Apollo Beach resident Michael Murphy, environmental biologist and charter captain, is starting a new series of fishing columns for the Osprey Observer. A fifth-generation Florida boy, Murphy takes a scientific approach to fishing with his charter boat, Fish This Inshore Charters. To learn more about his charters, call him at 459-2521.
The cold weather is on us now and with that comes the season of extremely low tides. This creates a great opportunity to locate great numbers of fish as they retreat to deep holes in the backcountry waters and creeks. Residential canals will hold good numbers of trout, snook and sheepshead. Find waters with good mudflats for better results as these areas tend to warm up faster and hold the heat to keep these fish active. Deep water docks will also be your go-to places during these cold front periods after they pass through. If wadding is possible, this is a great time to hit those isolated water bodies as the fish will be concentrated in the areas. Be very stealthy in your approach and throw shrimp or plastic jigs in these areas. Break out those waders and find the holes and channels.

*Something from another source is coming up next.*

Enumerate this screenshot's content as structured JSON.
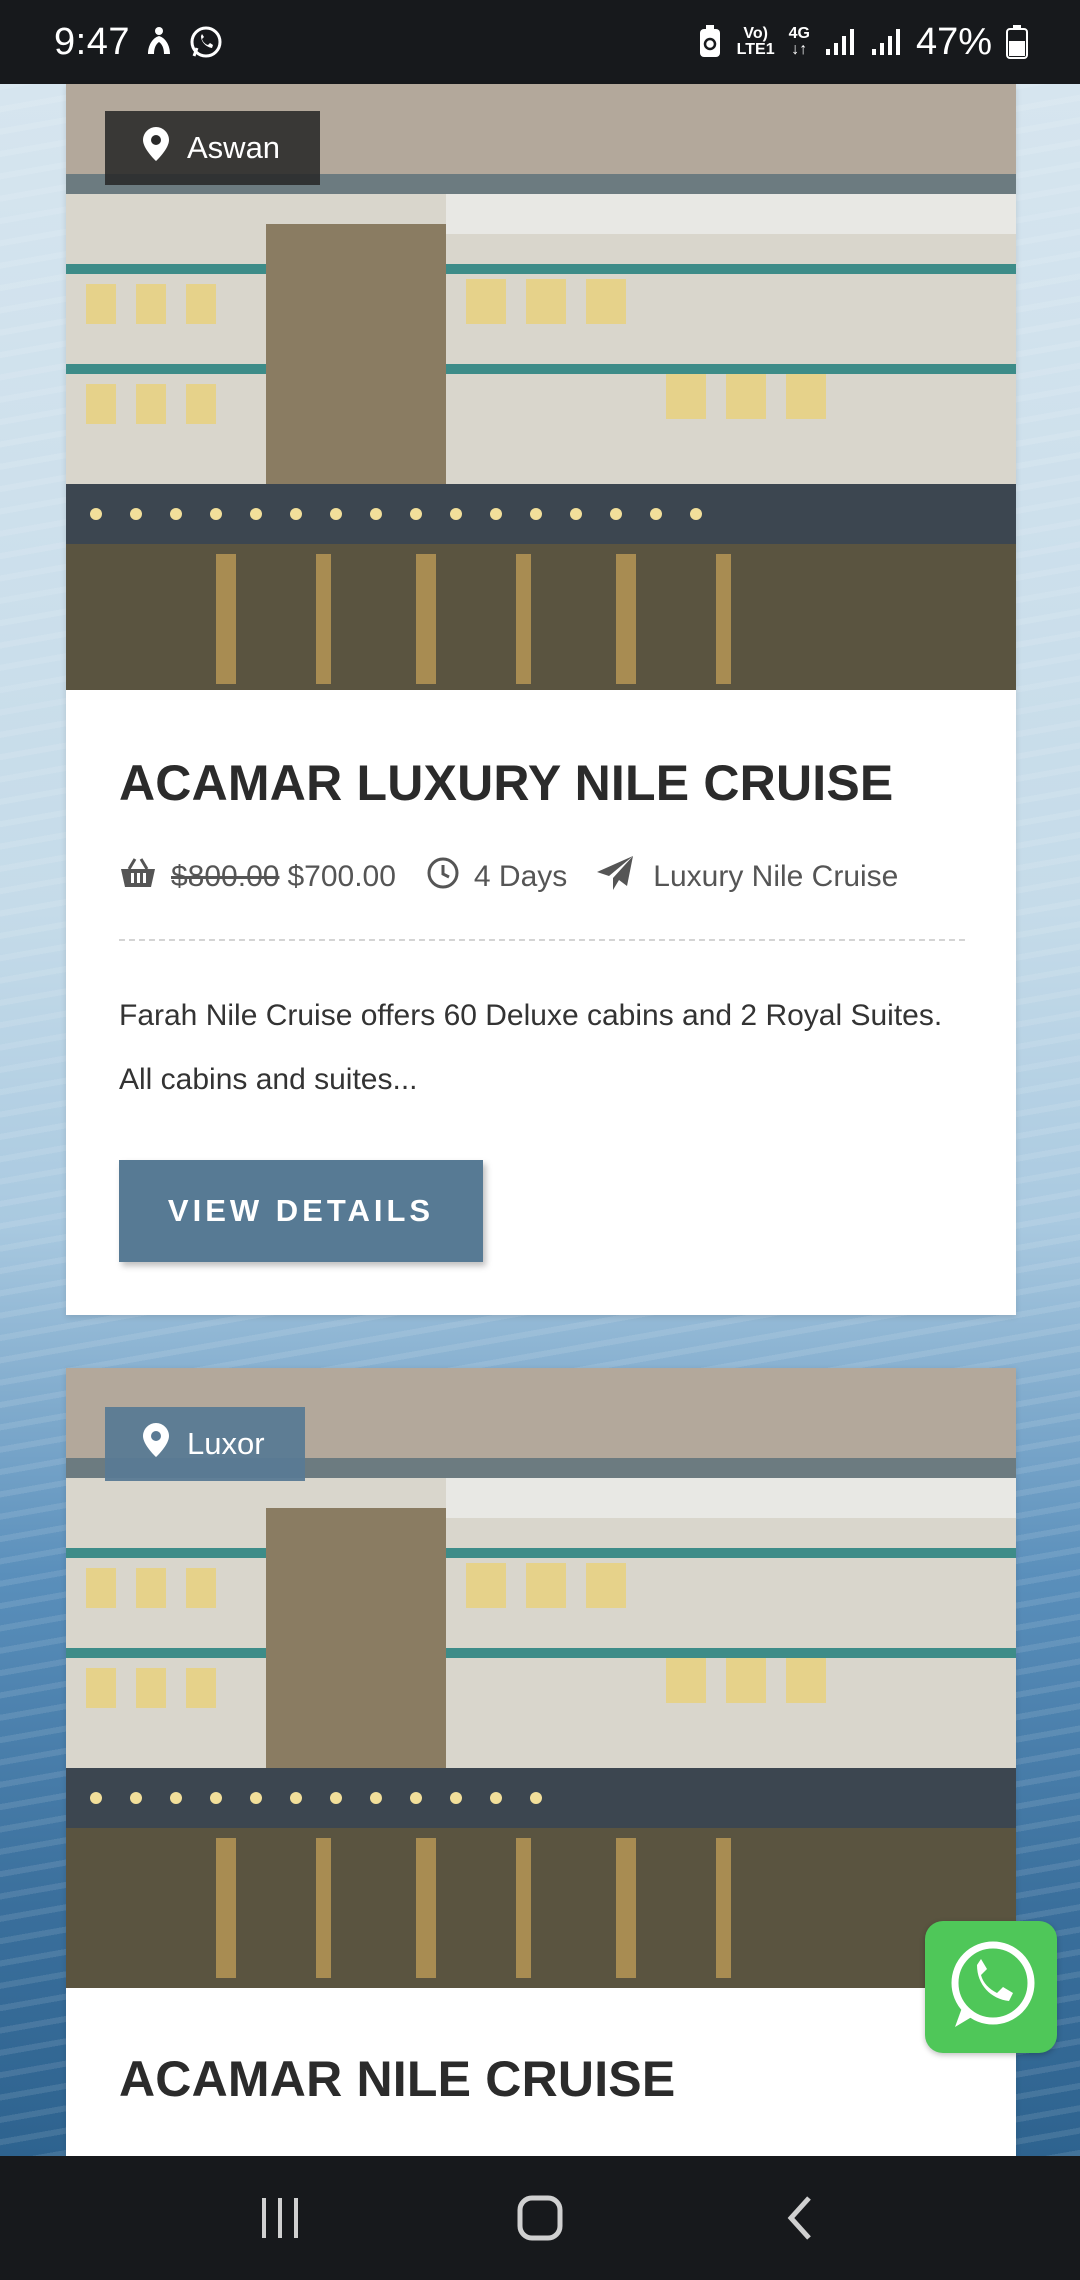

Shrimp will be the go-to bait of choice, but artificial baits work great this time of year as well. Shrimp hooked on a 1/0 circle hook should yield good numbers of trout and redfish this time of year. Trout, reds and snook are holding well in the residential canals around docks and centers of the channels when the tides are low. You can rig them on a jig head by threading them on backwards with the head hanging loose. Pull the tail off and remove some of the shell to make them a little easier for the fish to eat and smell. You can also hook the shrimp on a 1/0 hook through the tail and add a small split shot weight to get them down to the fish. A popping cork is always fun for trout and works great on the shallow flats. Hook a shrimp or even a DOA plastic shrimp for great success.
Be very careful when fishing falling tides as the water level will fall out and potentially leave you high and dry until the next incoming tide.